A TEENAGER is in hospital after being bitten by a shark while surfing at Town Beach in Port Macquarie on Monday morning.
Oli Paterno, 13, was surfing just off the reef on Town Beach at about 6am on November 2 when the incident occurred.
Head lifeguard James Turnham who was on the beach when Ambulance NSW paramedics treated the teen, said the shark left lacerations on his ankle, leg and finger.
He said Oli, the younger brother of another local lifeguard, attempted to hit the shark away before heading to shore where his mother assisted until paramedics arrived.
"He wasn't that far out. The waves are only breaking about 30-40 metres out this morning," Mr Turnham said.
"He was in the centre of the beach near the rocks where there is a bit of a reef.
"It has made a mess of his ankle and there was a small bite to his finger. It wasn't life threatening.
"He was in a bit of shock."
There were surfers along the length of the beach to the breakwall this morning. It is believed the Oli's mother called out for help from other surfers when she realised what had happened.
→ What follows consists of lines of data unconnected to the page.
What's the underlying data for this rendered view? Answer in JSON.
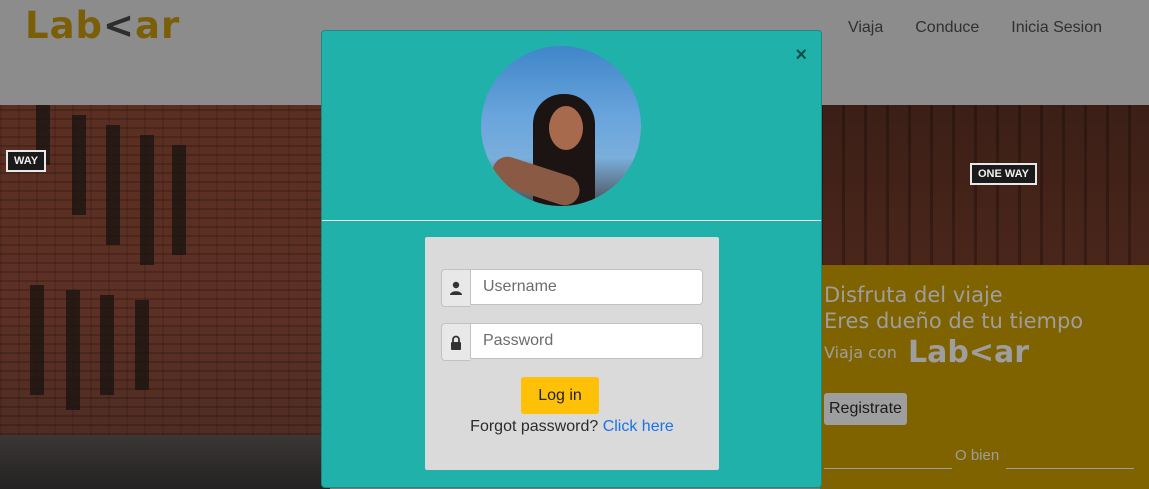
{
  "navbar": {
    "logo_left": "Lab",
    "logo_chevron": "<",
    "logo_right": "ar",
    "links": [
      "Viaja",
      "Conduce",
      "Inicia Sesion"
    ]
  },
  "hero": {
    "sign_left": "WAY",
    "sign_right": "ONE WAY",
    "promo": {
      "line1": "Disfruta del viaje",
      "line2": "Eres dueño de tu tiempo",
      "viaja_con": "Viaja con",
      "logo_left": "Lab",
      "logo_chevron": "<",
      "logo_right": "ar",
      "register_label": "Registrate",
      "or_text": "O bien"
    }
  },
  "modal": {
    "close_symbol": "×",
    "username_placeholder": "Username",
    "password_placeholder": "Password",
    "login_label": "Log in",
    "forgot_text": "Forgot password?",
    "forgot_link": "Click here",
    "icons": [
      "user-icon",
      "lock-icon",
      "close-icon"
    ]
  },
  "colors": {
    "modal_bg": "#20b2aa",
    "login_button": "#ffc107",
    "logo": "#7a5f08",
    "link": "#1a73e8"
  }
}
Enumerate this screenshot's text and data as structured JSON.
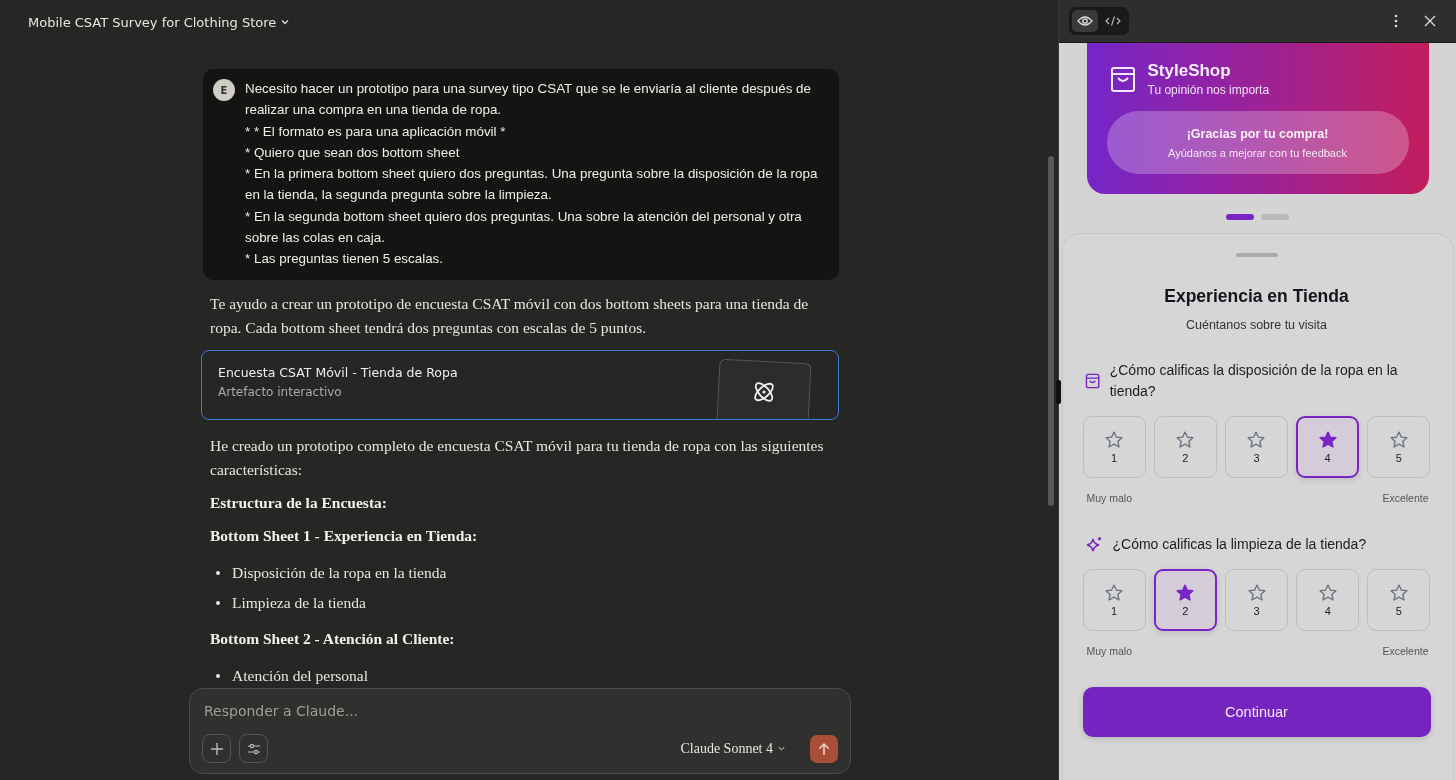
{
  "chat": {
    "title": "Mobile CSAT Survey for Clothing Store",
    "user_message": {
      "avatar": "E",
      "lines": [
        "Necesito hacer un prototipo para una survey tipo CSAT que se le enviaría al cliente después de realizar una compra en una tienda de ropa.",
        "* * El formato es para una aplicación móvil *",
        "* Quiero que sean dos bottom sheet",
        "* En la primera bottom sheet quiero dos preguntas. Una pregunta sobre la disposición de la ropa en la tienda, la segunda pregunta sobre la limpieza.",
        "* En la segunda bottom sheet quiero dos preguntas. Una sobre la atención del personal y otra sobre las colas en caja.",
        "* Las preguntas tienen 5 escalas."
      ]
    },
    "reply": [
      {
        "kind": "paragraph",
        "text": "Te ayudo a crear un prototipo de encuesta CSAT móvil con dos bottom sheets para una tienda de ropa. Cada bottom sheet tendrá dos preguntas con escalas de 5 puntos."
      },
      {
        "kind": "artifact",
        "title": "Encuesta CSAT Móvil - Tienda de Ropa",
        "subtitle": "Artefacto interactivo"
      },
      {
        "kind": "paragraph",
        "text": "He creado un prototipo completo de encuesta CSAT móvil para tu tienda de ropa con las siguientes características:"
      },
      {
        "kind": "heading",
        "text": "Estructura de la Encuesta:"
      },
      {
        "kind": "heading",
        "text": "Bottom Sheet 1 - Experiencia en Tienda:"
      },
      {
        "kind": "bullets",
        "items": [
          "Disposición de la ropa en la tienda",
          "Limpieza de la tienda"
        ]
      },
      {
        "kind": "heading",
        "text": "Bottom Sheet 2 - Atención al Cliente:"
      },
      {
        "kind": "bullets",
        "items": [
          "Atención del personal"
        ]
      }
    ],
    "composer": {
      "placeholder": "Responder a Claude...",
      "model": "Claude Sonnet 4"
    }
  },
  "preview": {
    "view_toggle": [
      {
        "kind": "preview",
        "selected": true
      },
      {
        "kind": "code",
        "selected": false
      }
    ],
    "hero": {
      "brand": "StyleShop",
      "tagline": "Tu opinión nos importa",
      "thanks": "¡Gracias por tu compra!",
      "thanks_sub": "Ayúdanos a mejorar con tu feedback"
    },
    "pager": [
      {
        "selected": true
      },
      {
        "selected": false
      }
    ],
    "sheet": {
      "title": "Experiencia en Tienda",
      "subtitle": "Cuéntanos sobre tu visita",
      "questions": [
        {
          "kind": "bag",
          "text": "¿Cómo calificas la disposición de la ropa en la tienda?",
          "options": [
            {
              "label": "1",
              "selected": false
            },
            {
              "label": "2",
              "selected": false
            },
            {
              "label": "3",
              "selected": false
            },
            {
              "label": "4",
              "selected": true
            },
            {
              "label": "5",
              "selected": false
            }
          ],
          "low": "Muy malo",
          "high": "Excelente"
        },
        {
          "kind": "sparkle",
          "text": "¿Cómo calificas la limpieza de la tienda?",
          "options": [
            {
              "label": "1",
              "selected": false
            },
            {
              "label": "2",
              "selected": true
            },
            {
              "label": "3",
              "selected": false
            },
            {
              "label": "4",
              "selected": false
            },
            {
              "label": "5",
              "selected": false
            }
          ],
          "low": "Muy malo",
          "high": "Excelente"
        }
      ],
      "button": "Continuar"
    }
  }
}
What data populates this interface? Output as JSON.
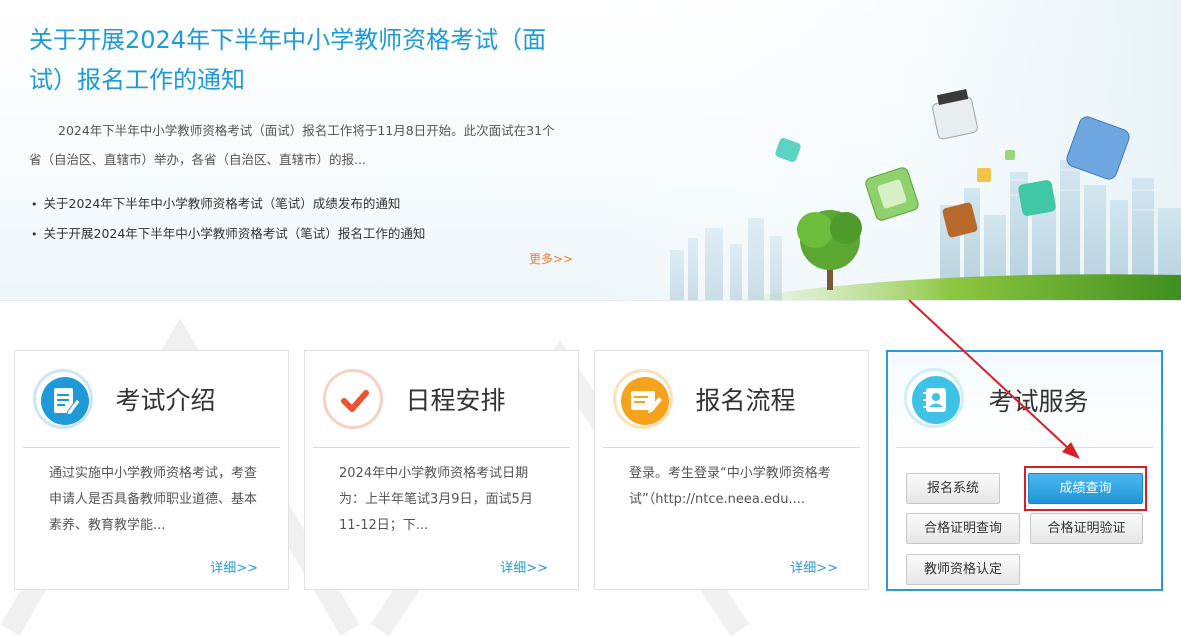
{
  "news": {
    "title": "关于开展2024年下半年中小学教师资格考试（面试）报名工作的通知",
    "summary": "2024年下半年中小学教师资格考试（面试）报名工作将于11月8日开始。此次面试在31个省（自治区、直辖市）举办，各省（自治区、直辖市）的报...",
    "links": [
      "关于2024年下半年中小学教师资格考试（笔试）成绩发布的通知",
      "关于开展2024年下半年中小学教师资格考试（笔试）报名工作的通知"
    ],
    "more": "更多>>"
  },
  "cards": [
    {
      "title": "考试介绍",
      "icon": "document-edit-icon",
      "text": "通过实施中小学教师资格考试，考查申请人是否具备教师职业道德、基本素养、教育教学能...",
      "more": "详细>>"
    },
    {
      "title": "日程安排",
      "icon": "checkmark-icon",
      "text": "2024年中小学教师资格考试日期为：上半年笔试3月9日，面试5月11-12日；下...",
      "more": "详细>>"
    },
    {
      "title": "报名流程",
      "icon": "form-pen-icon",
      "text": "登录。考生登录“中小学教师资格考试”（http://ntce.neea.edu....",
      "more": "详细>>"
    }
  ],
  "service": {
    "title": "考试服务",
    "icon": "contact-book-icon",
    "buttons": [
      "报名系统",
      "成绩查询",
      "合格证明查询",
      "合格证明验证",
      "教师资格认定"
    ]
  },
  "colors": {
    "accent": "#1e9bd7",
    "more_orange": "#ef7d2a",
    "highlight_red": "#d91f26",
    "primary_button": "#2a9ad6"
  }
}
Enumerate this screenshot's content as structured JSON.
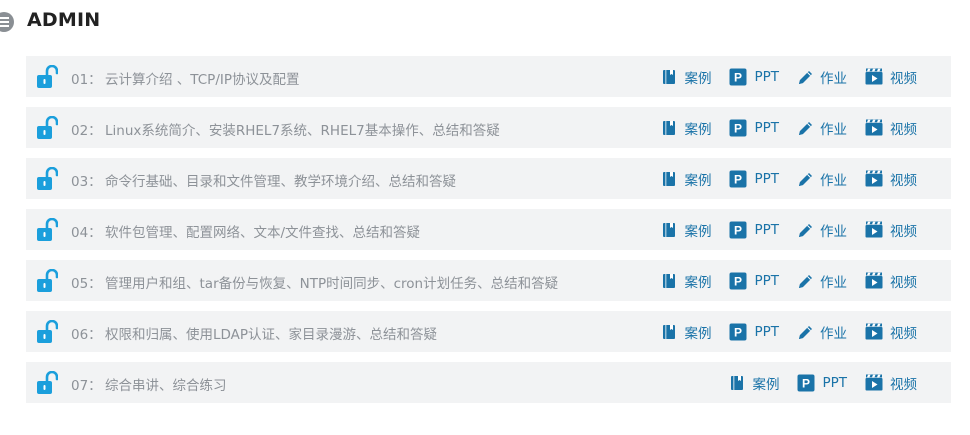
{
  "section": {
    "title": "ADMIN"
  },
  "colors": {
    "accent": "#1a73a8",
    "lock": "#1b9fdc",
    "row_bg": "#f2f3f4",
    "muted_text": "#8d9298"
  },
  "lessons": [
    {
      "num": "01：",
      "title": "云计算介绍 、TCP/IP协议及配置",
      "actions": [
        {
          "label": "案例",
          "icon": "case-icon"
        },
        {
          "label": "PPT",
          "icon": "ppt-icon"
        },
        {
          "label": "作业",
          "icon": "homework-icon"
        },
        {
          "label": "视频",
          "icon": "video-icon"
        }
      ]
    },
    {
      "num": "02：",
      "title": "Linux系统简介、安装RHEL7系统、RHEL7基本操作、总结和答疑",
      "actions": [
        {
          "label": "案例",
          "icon": "case-icon"
        },
        {
          "label": "PPT",
          "icon": "ppt-icon"
        },
        {
          "label": "作业",
          "icon": "homework-icon"
        },
        {
          "label": "视频",
          "icon": "video-icon"
        }
      ]
    },
    {
      "num": "03：",
      "title": "命令行基础、目录和文件管理、教学环境介绍、总结和答疑",
      "actions": [
        {
          "label": "案例",
          "icon": "case-icon"
        },
        {
          "label": "PPT",
          "icon": "ppt-icon"
        },
        {
          "label": "作业",
          "icon": "homework-icon"
        },
        {
          "label": "视频",
          "icon": "video-icon"
        }
      ]
    },
    {
      "num": "04：",
      "title": "软件包管理、配置网络、文本/文件查找、总结和答疑",
      "actions": [
        {
          "label": "案例",
          "icon": "case-icon"
        },
        {
          "label": "PPT",
          "icon": "ppt-icon"
        },
        {
          "label": "作业",
          "icon": "homework-icon"
        },
        {
          "label": "视频",
          "icon": "video-icon"
        }
      ]
    },
    {
      "num": "05：",
      "title": "管理用户和组、tar备份与恢复、NTP时间同步、cron计划任务、总结和答疑",
      "actions": [
        {
          "label": "案例",
          "icon": "case-icon"
        },
        {
          "label": "PPT",
          "icon": "ppt-icon"
        },
        {
          "label": "作业",
          "icon": "homework-icon"
        },
        {
          "label": "视频",
          "icon": "video-icon"
        }
      ]
    },
    {
      "num": "06：",
      "title": "权限和归属、使用LDAP认证、家目录漫游、总结和答疑",
      "actions": [
        {
          "label": "案例",
          "icon": "case-icon"
        },
        {
          "label": "PPT",
          "icon": "ppt-icon"
        },
        {
          "label": "作业",
          "icon": "homework-icon"
        },
        {
          "label": "视频",
          "icon": "video-icon"
        }
      ]
    },
    {
      "num": "07：",
      "title": "综合串讲、综合练习",
      "actions": [
        {
          "label": "案例",
          "icon": "case-icon"
        },
        {
          "label": "PPT",
          "icon": "ppt-icon"
        },
        {
          "label": "视频",
          "icon": "video-icon"
        }
      ]
    }
  ]
}
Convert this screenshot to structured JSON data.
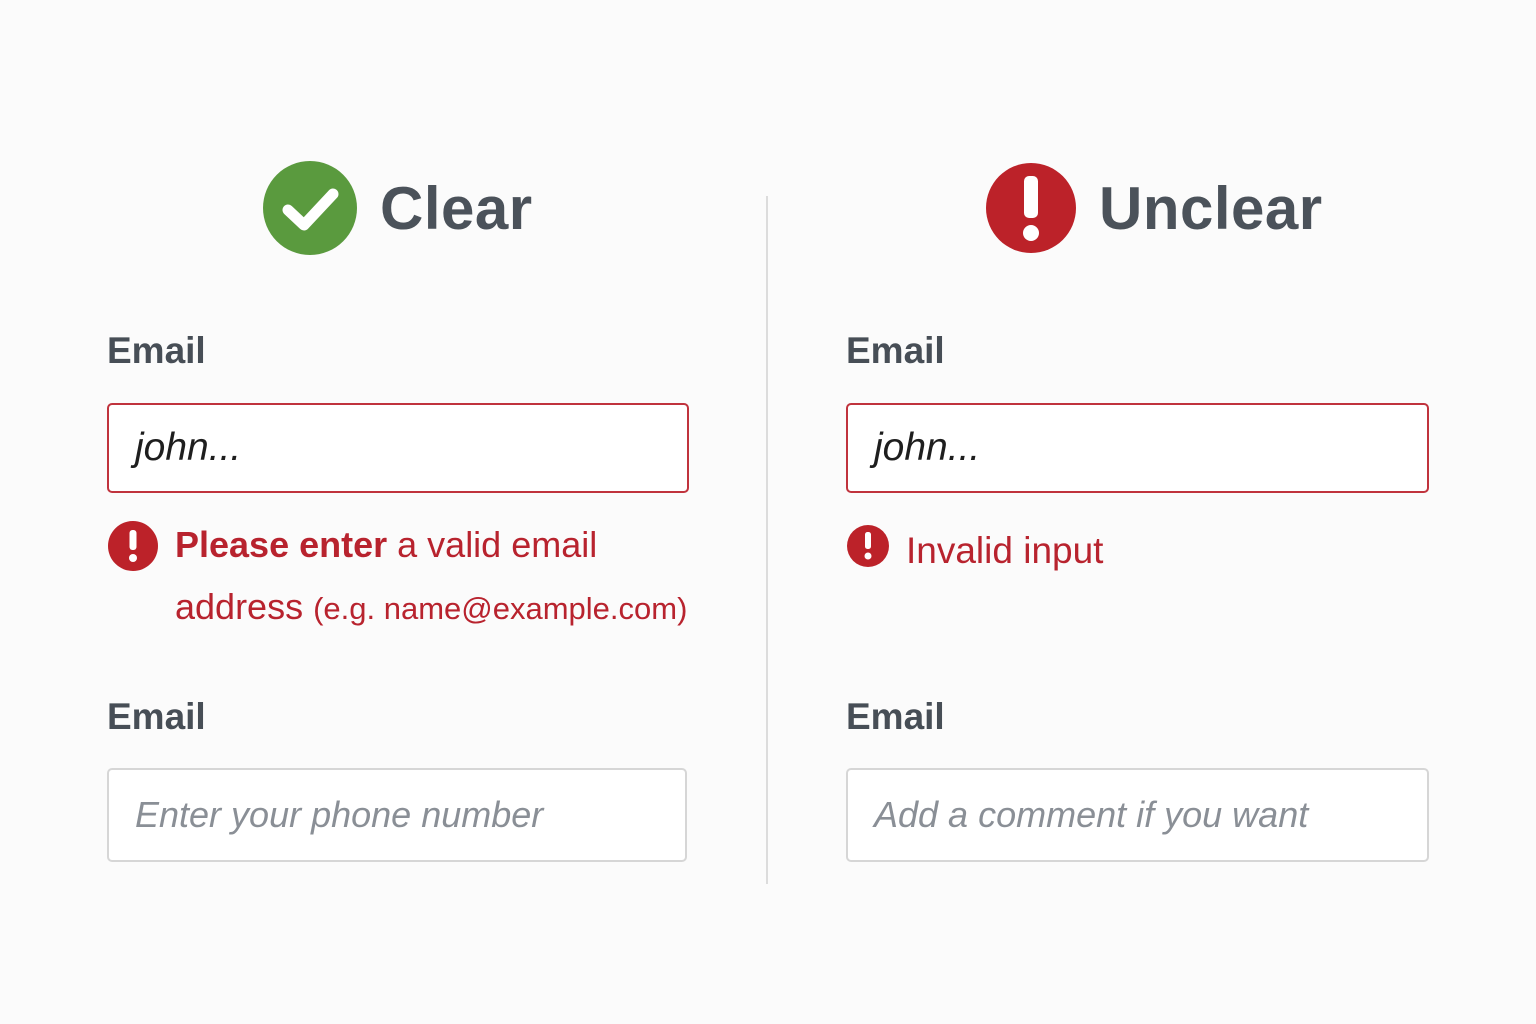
{
  "left": {
    "title": "Clear",
    "icon": "check-circle-icon",
    "icon_color": "#5a9a3e",
    "field1": {
      "label": "Email",
      "value": "john...",
      "error_strong": "Please enter",
      "error_rest": " a valid email",
      "error_line2": "address ",
      "error_example": "(e.g. name@example.com)"
    },
    "field2": {
      "label": "Email",
      "placeholder": "Enter your phone number"
    }
  },
  "right": {
    "title": "Unclear",
    "icon": "exclamation-circle-icon",
    "icon_color": "#bc2229",
    "field1": {
      "label": "Email",
      "value": "john...",
      "error": "Invalid input"
    },
    "field2": {
      "label": "Email",
      "placeholder": "Add a comment if you want"
    }
  },
  "colors": {
    "error": "#b8232e",
    "success": "#5a9a3e",
    "text": "#474e56",
    "border_error": "#c0333d",
    "border_normal": "#d6d6d6"
  }
}
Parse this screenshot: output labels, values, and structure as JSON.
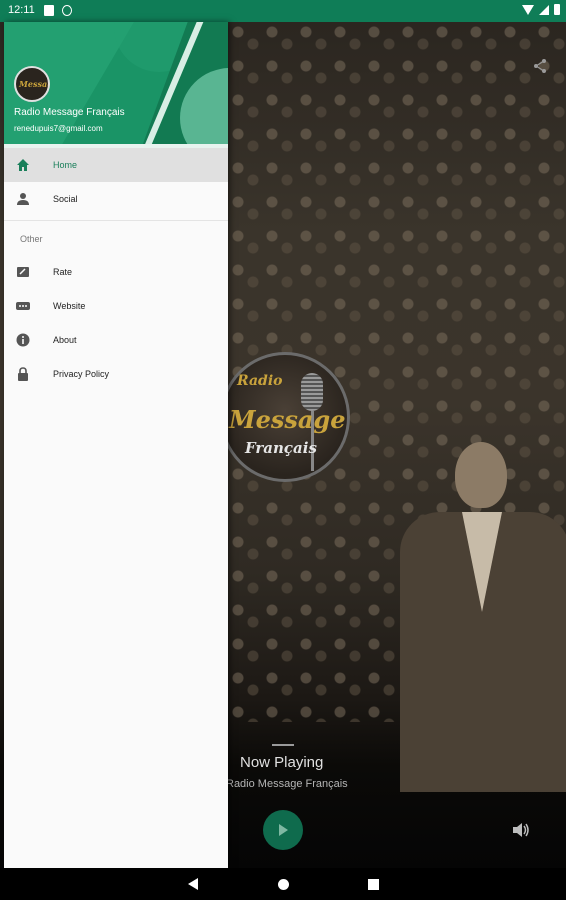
{
  "status_bar": {
    "time": "12:11"
  },
  "player": {
    "logo_line1": "Radio",
    "logo_line2": "Message",
    "logo_line3": "Français",
    "now_playing": "Now Playing",
    "station_name": "Radio Message Français"
  },
  "drawer": {
    "title": "Radio Message Français",
    "email": "renedupuis7@gmail.com",
    "items": [
      {
        "label": "Home",
        "icon": "home-icon",
        "active": true
      },
      {
        "label": "Social",
        "icon": "person-icon",
        "active": false
      }
    ],
    "section_label": "Other",
    "other_items": [
      {
        "label": "Rate",
        "icon": "rate-icon"
      },
      {
        "label": "Website",
        "icon": "website-icon"
      },
      {
        "label": "About",
        "icon": "info-icon"
      },
      {
        "label": "Privacy Policy",
        "icon": "lock-icon"
      }
    ]
  },
  "colors": {
    "accent": "#1a9466",
    "status_bar": "#0f7d57",
    "play_button": "#0f6b4d"
  }
}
Ambulance NSW Paramedics were called and treated the teen on the beach before transporting him to Port Macquarie Base Hospital.
He had bites to his ankle, upper leg and finger.
"Amazingly, he was in fairly good spirits when our crew arrived and local surf lifesavers did a great job looking after him when he first came out of the water," NSW Ambulance inspector Susan George said.
"The patient was treated by paramedics at the scene before being transported to Port Macquarie Base Hospital in a stable condition.
"I'd say this young man will have a few stories to tell his mates when he's well enough to return to school!"
Lifeguards closed Town Beach for the remainder of the day.
After some investigations, the DPI say the shark involved is believed to have been a small whaler shark.
Lifeguards on jet skis patrolled the water throughout the morning.
A small, clean swell is coming through on Town Beach but a larger swell is expected to hit the region's southern beaches today.